▸ **The task**
All lines of the records below that contain the word "this" must be listed.

Data records for software interfaces:
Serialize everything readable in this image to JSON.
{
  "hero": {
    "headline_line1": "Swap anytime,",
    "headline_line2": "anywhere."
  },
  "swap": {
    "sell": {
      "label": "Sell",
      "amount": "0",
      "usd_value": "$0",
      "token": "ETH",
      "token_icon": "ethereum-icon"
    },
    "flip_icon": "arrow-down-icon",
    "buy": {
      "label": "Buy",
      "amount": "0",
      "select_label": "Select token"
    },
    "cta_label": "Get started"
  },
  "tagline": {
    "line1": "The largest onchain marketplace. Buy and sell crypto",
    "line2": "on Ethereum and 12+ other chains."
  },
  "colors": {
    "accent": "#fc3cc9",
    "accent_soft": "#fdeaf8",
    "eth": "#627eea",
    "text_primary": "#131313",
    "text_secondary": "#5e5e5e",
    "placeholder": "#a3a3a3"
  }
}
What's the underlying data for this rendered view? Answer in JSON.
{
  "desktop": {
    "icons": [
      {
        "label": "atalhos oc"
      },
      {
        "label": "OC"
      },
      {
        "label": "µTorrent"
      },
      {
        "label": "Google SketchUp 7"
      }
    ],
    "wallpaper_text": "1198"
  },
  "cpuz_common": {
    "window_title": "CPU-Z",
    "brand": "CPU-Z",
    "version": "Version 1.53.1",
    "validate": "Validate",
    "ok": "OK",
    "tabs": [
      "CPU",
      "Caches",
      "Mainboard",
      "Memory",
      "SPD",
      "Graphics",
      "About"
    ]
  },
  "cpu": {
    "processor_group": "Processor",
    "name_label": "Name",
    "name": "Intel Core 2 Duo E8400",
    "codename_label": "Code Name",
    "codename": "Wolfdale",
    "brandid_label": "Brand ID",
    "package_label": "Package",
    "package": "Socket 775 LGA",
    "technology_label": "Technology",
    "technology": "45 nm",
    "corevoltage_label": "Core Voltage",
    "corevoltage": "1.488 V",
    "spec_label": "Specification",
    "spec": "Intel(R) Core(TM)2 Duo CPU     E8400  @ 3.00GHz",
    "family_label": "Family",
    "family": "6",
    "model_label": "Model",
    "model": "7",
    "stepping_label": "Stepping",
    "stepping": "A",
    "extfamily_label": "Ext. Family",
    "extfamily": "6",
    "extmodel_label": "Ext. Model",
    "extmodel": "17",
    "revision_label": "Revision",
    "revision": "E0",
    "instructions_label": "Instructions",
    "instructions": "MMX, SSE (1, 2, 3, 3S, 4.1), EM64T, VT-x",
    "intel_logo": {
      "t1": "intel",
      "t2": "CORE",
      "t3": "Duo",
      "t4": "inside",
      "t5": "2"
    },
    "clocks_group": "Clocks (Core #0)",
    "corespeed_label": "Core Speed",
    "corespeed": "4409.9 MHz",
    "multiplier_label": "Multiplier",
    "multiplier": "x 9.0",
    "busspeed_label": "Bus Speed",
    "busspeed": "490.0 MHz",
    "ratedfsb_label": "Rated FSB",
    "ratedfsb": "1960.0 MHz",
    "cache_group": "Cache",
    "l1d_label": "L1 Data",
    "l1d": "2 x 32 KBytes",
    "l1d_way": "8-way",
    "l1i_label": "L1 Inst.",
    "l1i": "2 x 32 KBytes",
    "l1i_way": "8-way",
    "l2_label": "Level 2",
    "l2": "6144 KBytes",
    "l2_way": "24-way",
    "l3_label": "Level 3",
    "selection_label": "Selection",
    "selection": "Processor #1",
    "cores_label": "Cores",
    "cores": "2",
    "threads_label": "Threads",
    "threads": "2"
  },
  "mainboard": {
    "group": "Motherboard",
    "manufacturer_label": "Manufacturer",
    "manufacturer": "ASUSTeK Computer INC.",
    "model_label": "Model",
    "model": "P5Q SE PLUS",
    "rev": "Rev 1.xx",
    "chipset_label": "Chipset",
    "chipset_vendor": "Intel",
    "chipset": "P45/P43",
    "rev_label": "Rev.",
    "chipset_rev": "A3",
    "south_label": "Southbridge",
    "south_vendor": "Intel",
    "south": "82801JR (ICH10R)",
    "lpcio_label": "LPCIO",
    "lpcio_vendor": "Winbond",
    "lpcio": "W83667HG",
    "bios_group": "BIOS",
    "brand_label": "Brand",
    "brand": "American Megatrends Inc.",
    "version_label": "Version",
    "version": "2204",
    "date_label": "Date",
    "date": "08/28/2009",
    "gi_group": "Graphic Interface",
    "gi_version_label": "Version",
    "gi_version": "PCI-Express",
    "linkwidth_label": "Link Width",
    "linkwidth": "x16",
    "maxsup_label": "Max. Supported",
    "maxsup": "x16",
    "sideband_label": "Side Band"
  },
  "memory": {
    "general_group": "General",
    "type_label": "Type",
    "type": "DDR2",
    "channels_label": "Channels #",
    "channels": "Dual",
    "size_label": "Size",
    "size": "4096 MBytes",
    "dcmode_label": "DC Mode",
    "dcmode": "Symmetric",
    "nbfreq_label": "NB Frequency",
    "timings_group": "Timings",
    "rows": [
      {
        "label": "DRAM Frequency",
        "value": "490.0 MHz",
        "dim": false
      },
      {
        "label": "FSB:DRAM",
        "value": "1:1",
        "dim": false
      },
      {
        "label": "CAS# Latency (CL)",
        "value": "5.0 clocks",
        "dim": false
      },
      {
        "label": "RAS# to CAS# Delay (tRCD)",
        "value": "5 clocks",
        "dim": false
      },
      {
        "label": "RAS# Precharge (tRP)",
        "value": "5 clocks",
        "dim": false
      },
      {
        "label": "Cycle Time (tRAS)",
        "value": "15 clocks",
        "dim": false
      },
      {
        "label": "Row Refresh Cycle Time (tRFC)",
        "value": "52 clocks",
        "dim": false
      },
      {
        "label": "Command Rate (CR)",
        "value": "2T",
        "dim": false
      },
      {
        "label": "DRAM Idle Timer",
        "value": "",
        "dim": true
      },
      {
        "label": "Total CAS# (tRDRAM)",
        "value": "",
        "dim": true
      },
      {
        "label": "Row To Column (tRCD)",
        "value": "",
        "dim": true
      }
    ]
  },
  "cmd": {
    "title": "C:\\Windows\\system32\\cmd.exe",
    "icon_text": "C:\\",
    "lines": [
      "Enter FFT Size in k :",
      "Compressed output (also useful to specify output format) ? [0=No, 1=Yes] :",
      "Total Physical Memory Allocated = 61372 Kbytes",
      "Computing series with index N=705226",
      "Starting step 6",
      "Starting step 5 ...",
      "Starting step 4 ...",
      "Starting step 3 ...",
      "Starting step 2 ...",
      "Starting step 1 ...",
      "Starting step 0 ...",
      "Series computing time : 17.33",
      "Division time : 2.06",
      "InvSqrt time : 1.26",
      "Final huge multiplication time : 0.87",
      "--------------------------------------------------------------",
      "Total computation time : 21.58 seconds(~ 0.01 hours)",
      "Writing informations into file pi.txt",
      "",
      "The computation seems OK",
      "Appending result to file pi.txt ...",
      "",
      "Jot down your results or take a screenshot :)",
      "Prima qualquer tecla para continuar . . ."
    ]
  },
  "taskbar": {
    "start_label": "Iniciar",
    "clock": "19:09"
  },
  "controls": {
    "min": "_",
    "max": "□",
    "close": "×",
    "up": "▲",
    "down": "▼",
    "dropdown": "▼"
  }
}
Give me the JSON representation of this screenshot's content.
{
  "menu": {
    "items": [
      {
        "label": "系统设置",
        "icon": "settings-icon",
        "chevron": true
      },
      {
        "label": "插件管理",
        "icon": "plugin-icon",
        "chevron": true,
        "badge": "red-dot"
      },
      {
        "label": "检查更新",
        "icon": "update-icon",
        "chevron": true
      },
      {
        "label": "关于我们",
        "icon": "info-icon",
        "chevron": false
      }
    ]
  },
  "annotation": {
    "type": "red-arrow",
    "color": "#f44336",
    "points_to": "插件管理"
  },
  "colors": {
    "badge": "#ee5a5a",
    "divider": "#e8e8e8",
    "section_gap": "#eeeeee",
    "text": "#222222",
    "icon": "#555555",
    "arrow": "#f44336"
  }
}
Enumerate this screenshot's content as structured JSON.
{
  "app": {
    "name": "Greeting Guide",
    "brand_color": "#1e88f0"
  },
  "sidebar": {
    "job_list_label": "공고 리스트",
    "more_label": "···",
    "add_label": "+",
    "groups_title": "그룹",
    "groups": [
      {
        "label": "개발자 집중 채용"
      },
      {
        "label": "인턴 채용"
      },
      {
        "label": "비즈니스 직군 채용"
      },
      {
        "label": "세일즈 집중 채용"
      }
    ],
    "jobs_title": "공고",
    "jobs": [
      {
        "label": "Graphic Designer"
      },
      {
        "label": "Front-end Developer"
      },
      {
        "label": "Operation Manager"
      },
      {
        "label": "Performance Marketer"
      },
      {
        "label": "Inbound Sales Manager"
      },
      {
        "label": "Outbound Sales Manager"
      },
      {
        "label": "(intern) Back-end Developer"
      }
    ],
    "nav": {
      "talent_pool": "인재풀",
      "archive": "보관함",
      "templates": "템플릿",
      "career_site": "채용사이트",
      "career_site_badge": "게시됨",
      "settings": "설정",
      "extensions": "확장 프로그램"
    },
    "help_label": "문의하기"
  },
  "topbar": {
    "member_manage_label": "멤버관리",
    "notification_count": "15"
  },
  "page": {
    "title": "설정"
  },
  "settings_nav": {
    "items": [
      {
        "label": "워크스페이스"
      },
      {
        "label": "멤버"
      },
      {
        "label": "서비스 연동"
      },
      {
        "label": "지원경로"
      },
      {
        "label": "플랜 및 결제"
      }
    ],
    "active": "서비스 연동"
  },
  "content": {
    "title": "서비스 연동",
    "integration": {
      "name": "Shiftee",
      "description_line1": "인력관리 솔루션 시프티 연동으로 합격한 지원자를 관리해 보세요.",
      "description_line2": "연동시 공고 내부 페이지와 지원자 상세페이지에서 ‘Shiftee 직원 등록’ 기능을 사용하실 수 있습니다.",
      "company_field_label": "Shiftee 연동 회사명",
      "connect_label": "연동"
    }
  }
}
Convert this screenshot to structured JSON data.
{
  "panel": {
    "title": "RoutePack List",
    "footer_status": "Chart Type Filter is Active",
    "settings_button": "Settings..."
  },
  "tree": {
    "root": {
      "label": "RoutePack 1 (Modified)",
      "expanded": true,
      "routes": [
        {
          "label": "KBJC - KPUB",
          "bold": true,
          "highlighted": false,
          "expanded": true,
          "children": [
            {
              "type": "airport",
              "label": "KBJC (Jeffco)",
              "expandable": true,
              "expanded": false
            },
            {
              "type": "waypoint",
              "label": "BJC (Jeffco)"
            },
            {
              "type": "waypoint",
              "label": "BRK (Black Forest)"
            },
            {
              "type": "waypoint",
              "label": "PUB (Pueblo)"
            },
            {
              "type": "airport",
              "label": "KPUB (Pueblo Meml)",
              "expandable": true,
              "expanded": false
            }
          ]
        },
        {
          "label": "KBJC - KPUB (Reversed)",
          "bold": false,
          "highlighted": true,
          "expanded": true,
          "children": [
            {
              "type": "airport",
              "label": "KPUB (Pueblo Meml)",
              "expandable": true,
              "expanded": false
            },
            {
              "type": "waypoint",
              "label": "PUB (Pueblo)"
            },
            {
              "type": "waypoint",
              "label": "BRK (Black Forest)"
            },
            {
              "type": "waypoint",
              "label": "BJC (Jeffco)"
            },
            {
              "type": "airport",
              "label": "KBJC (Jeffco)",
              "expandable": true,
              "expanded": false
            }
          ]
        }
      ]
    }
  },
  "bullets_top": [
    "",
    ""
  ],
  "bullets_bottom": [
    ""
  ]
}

▸ **Output of the exercise**
Serialize everything readable in this image to JSON.
What's the underlying data for this rendered view? Answer in JSON.
Give me the JSON representation of this screenshot's content.
Enumerate this screenshot's content as structured JSON.
Convert this screenshot to structured JSON data.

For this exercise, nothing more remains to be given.